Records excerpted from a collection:
----
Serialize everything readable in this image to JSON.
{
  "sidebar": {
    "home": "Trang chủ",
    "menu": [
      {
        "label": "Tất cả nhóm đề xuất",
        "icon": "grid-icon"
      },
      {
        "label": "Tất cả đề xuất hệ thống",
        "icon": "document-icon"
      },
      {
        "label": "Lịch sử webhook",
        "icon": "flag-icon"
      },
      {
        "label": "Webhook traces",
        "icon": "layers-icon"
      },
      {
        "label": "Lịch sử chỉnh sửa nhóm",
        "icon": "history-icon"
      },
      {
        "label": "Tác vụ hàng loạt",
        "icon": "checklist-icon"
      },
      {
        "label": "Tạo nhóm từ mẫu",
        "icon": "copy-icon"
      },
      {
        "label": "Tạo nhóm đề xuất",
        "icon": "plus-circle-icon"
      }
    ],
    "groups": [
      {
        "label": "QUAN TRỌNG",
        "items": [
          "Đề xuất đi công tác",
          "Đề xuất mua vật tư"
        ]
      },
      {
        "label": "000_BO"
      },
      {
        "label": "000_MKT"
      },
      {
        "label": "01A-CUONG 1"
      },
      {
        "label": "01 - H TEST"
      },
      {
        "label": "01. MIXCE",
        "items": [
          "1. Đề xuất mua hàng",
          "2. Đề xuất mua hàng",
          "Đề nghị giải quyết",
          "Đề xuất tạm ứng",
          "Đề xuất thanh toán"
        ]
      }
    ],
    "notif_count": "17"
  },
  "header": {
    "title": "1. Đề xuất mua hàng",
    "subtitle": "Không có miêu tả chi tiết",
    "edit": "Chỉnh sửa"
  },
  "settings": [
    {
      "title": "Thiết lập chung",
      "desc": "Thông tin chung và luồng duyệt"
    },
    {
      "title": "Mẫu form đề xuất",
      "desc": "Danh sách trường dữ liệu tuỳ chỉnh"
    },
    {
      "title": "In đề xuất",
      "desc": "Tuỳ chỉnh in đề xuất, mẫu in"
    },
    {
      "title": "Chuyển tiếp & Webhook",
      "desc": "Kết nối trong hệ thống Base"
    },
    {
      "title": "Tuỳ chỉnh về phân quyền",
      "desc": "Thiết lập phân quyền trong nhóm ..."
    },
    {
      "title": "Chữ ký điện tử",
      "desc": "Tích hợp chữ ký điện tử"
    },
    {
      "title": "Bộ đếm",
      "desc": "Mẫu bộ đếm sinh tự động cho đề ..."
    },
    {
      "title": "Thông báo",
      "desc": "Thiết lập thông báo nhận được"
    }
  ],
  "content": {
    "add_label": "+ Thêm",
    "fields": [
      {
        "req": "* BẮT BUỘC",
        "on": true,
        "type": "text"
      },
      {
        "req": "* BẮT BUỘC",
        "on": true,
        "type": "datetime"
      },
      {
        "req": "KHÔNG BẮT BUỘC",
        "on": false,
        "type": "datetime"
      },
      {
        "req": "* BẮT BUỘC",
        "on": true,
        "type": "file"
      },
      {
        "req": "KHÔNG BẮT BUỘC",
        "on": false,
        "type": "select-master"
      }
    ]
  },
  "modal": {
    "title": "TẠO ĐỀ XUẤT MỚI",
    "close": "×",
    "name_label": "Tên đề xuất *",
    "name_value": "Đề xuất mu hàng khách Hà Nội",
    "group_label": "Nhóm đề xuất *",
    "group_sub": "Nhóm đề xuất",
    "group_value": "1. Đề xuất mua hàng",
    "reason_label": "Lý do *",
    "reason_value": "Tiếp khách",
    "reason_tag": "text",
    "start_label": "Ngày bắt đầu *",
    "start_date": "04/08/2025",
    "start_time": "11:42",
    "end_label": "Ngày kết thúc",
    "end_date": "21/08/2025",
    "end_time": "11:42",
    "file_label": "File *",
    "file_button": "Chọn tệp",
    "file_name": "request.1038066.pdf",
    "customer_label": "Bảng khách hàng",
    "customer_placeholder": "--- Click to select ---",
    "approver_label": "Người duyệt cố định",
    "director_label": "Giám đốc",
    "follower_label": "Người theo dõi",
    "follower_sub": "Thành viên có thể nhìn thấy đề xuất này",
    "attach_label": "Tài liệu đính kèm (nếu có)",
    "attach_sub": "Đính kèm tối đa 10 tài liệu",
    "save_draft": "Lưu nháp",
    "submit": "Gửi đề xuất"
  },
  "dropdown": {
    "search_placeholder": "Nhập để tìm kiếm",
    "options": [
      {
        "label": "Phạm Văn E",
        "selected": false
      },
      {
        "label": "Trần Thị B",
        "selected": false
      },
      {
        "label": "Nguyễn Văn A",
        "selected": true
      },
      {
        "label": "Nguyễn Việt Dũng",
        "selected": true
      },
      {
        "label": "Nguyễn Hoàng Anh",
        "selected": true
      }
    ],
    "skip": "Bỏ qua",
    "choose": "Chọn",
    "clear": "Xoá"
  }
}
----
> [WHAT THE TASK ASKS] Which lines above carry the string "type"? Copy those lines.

> [SOLUTION]
        "type": "text"
        "type": "datetime"
        "type": "datetime"
        "type": "file"
        "type": "select-master"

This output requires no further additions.